The UN mission, which numbered 11,000 troops and civilians when first authorised, is expected to decline to around 130 administrators, police and military advisers.
For the past year there have been about 450 peacekeepers in the country. "They have been leaving over the last few days and all will be gone today," a UN spokeswoman in the East Timor capital Dili said on Friday.
She said security remained an issue in the country but added "there was more importance placed on the need to train and transfer knowledge to the police and border patrol units".
The peacekeeping mission will be replaced by the United Nations Office in Timor-Leste, or UNOTIL, which will operate until 20 May 2006, a UN statement said.
It will include 45 civilian advisers, 60 police advisers, 15 military advisers and 10 human rights officers.
The pullout of the last peacekeepers coincides with a visit to Jakarta by a team of UN legal experts who have started an inquiry into the 1999 bloodshed as well as Jakarta's accounting for the violence.
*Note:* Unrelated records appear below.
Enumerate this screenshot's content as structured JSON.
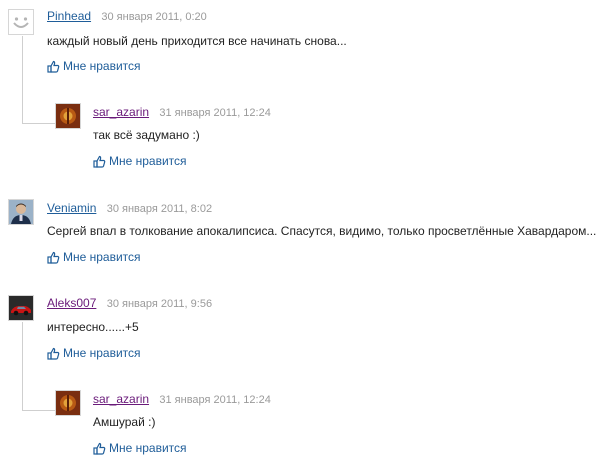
{
  "comments": [
    {
      "author": "Pinhead",
      "date": "30 января 2011, 0:20",
      "text": "каждый новый день приходится все начинать снова...",
      "like_label": "Мне нравится",
      "avatar": "smiley-placeholder-avatar"
    },
    {
      "author": "sar_azarin",
      "date": "31 января 2011, 12:24",
      "text": "так всё задумано :)",
      "like_label": "Мне нравится",
      "avatar": "emblem-avatar",
      "reply": true
    },
    {
      "author": "Veniamin",
      "date": "30 января 2011, 8:02",
      "text": "Сергей впал в толкование апокалипсиса. Спасутся, видимо, только просветлённые Хавардаром...",
      "like_label": "Мне нравится",
      "avatar": "man-photo-avatar"
    },
    {
      "author": "Aleks007",
      "date": "30 января 2011, 9:56",
      "text": "интересно......+5",
      "like_label": "Мне нравится",
      "avatar": "red-car-avatar"
    },
    {
      "author": "sar_azarin",
      "date": "31 января 2011, 12:24",
      "text": "Амшурай :)",
      "like_label": "Мне нравится",
      "avatar": "emblem-avatar",
      "reply": true
    }
  ],
  "colors": {
    "link": "#1f5d99",
    "visited_link": "#6a1a7a",
    "date": "#9a9a9a",
    "thread_line": "#cfcfcf"
  }
}
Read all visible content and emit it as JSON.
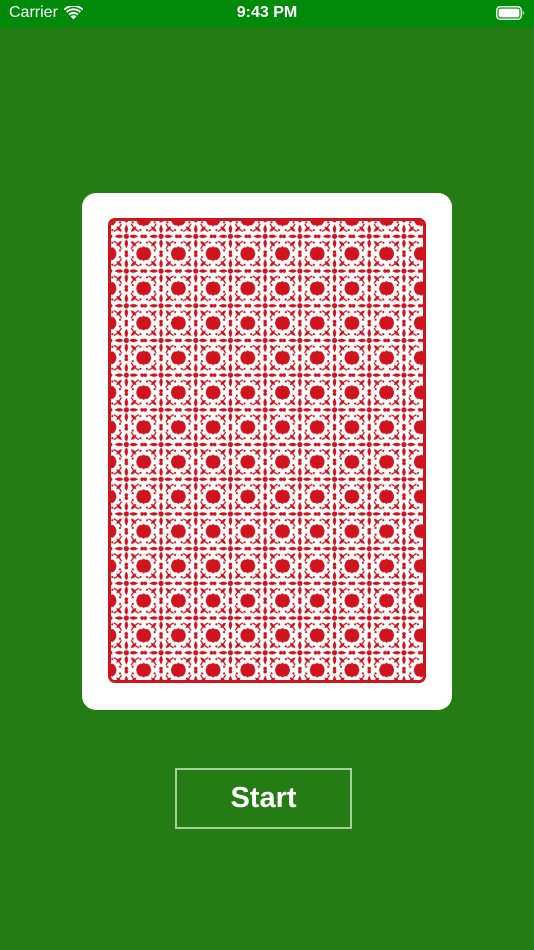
{
  "status_bar": {
    "carrier": "Carrier",
    "time": "9:43 PM",
    "icons": [
      "wifi-icon",
      "battery-icon"
    ]
  },
  "card": {
    "face": "card-back",
    "pattern_color": "#d0141e"
  },
  "start_button": {
    "label": "Start"
  },
  "colors": {
    "table_green": "#267c14",
    "status_bar_green": "#008a0a",
    "button_border": "#a6cf9c",
    "card_white": "#ffffff"
  }
}
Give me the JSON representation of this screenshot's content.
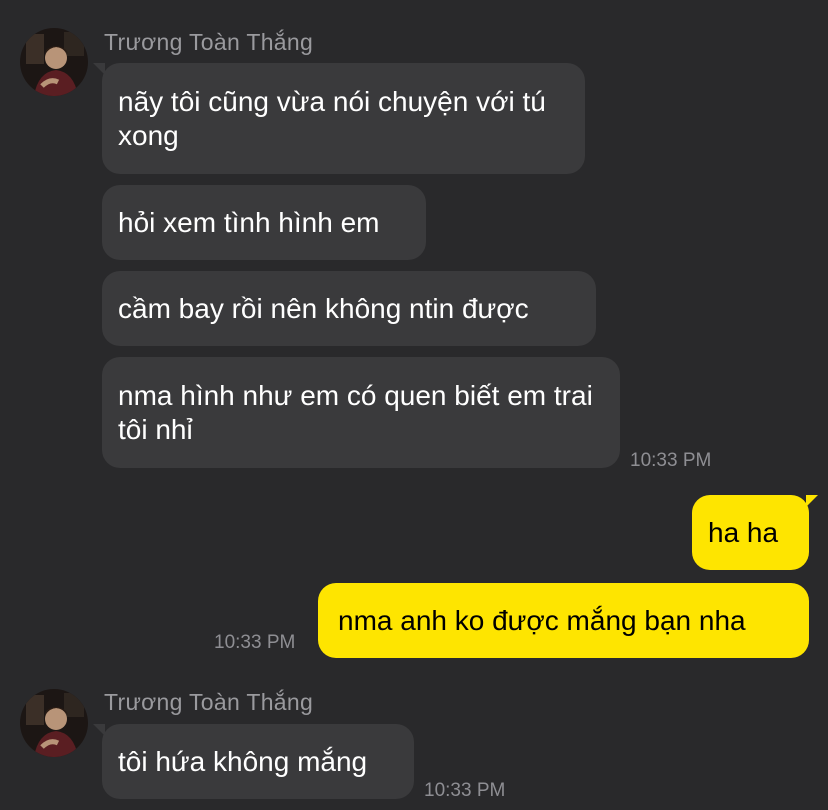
{
  "chat": {
    "groups": [
      {
        "sender": "Trương Toàn Thắng",
        "messages": [
          "nãy tôi cũng vừa nói chuyện với tú xong",
          "hỏi xem tình hình em",
          "cầm bay rồi nên không ntin được",
          "nma hình như em có quen biết em trai tôi nhỉ"
        ],
        "time": "10:33 PM"
      },
      {
        "sender": "me",
        "messages": [
          "ha ha",
          "nma anh ko được mắng bạn nha"
        ],
        "time": "10:33 PM"
      },
      {
        "sender": "Trương Toàn Thắng",
        "messages": [
          "tôi hứa không mắng"
        ],
        "time": "10:33 PM"
      }
    ]
  },
  "colors": {
    "background": "#29292b",
    "incoming_bubble": "#3a3a3c",
    "outgoing_bubble": "#fee500",
    "timestamp": "#8e8e93"
  },
  "icons": {
    "avatar": "contact-avatar-icon"
  }
}
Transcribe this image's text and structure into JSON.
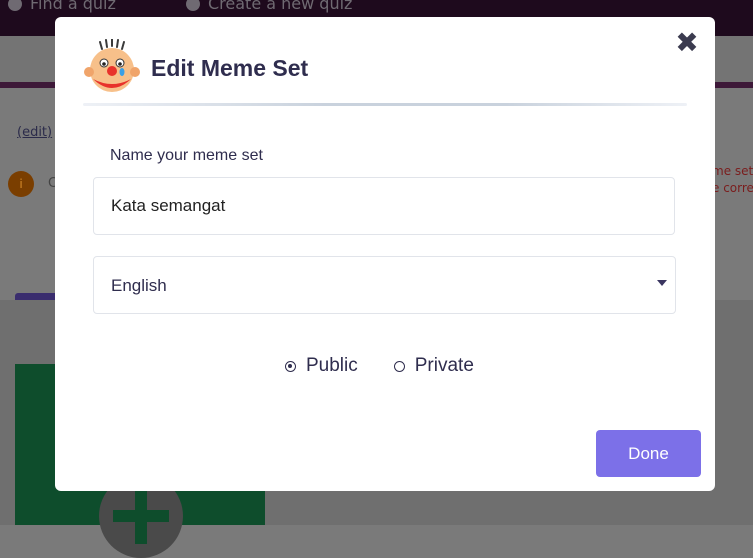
{
  "background": {
    "nav": [
      "Find a quiz",
      "Create a new quiz"
    ],
    "edit_link": "(edit)",
    "circle_letter": "i",
    "circle_text": "C",
    "side_text": [
      "me set",
      "e corre"
    ]
  },
  "modal": {
    "title": "Edit Meme Set",
    "close_glyph": "✖",
    "name_label": "Name your meme set",
    "name_value": "Kata semangat",
    "language": "English",
    "visibility": {
      "options": [
        "Public",
        "Private"
      ],
      "selected": "Public"
    },
    "done_label": "Done"
  },
  "colors": {
    "accent": "#7c70e8",
    "text": "#2f2d4e"
  }
}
Mainly Catholic East Timor became independent in May 2002 after two and a half years of UN administration, closing the book on centuries of Portuguese colonial rule and 24 years of occupation by Indonesia, the world's most populous Muslim nation.
The UN stepped in to run the territory after the Timorese voted overwhelmingly in August 1999 to break free of Jakarta.
The referendum result prompted a rampage by gangs backed by the Indonesian military that killed more than 1000 people.
The United States has been leading calls at the UN to end the mission in East Timor.
Washington, which pays more than a quarter of UN peacekeeping costs, said in February that East Timor was no longer an international security threat requiring peacekeepers.
But East Timor Prime Minister Mari Alkatiri asked UN Secretary-General Kofi Annan and Security Council members for one more year of UN help.
Annan warned the council that a hasty withdrawal could jeopardise the investment made by the international community to help the Timorese build their country.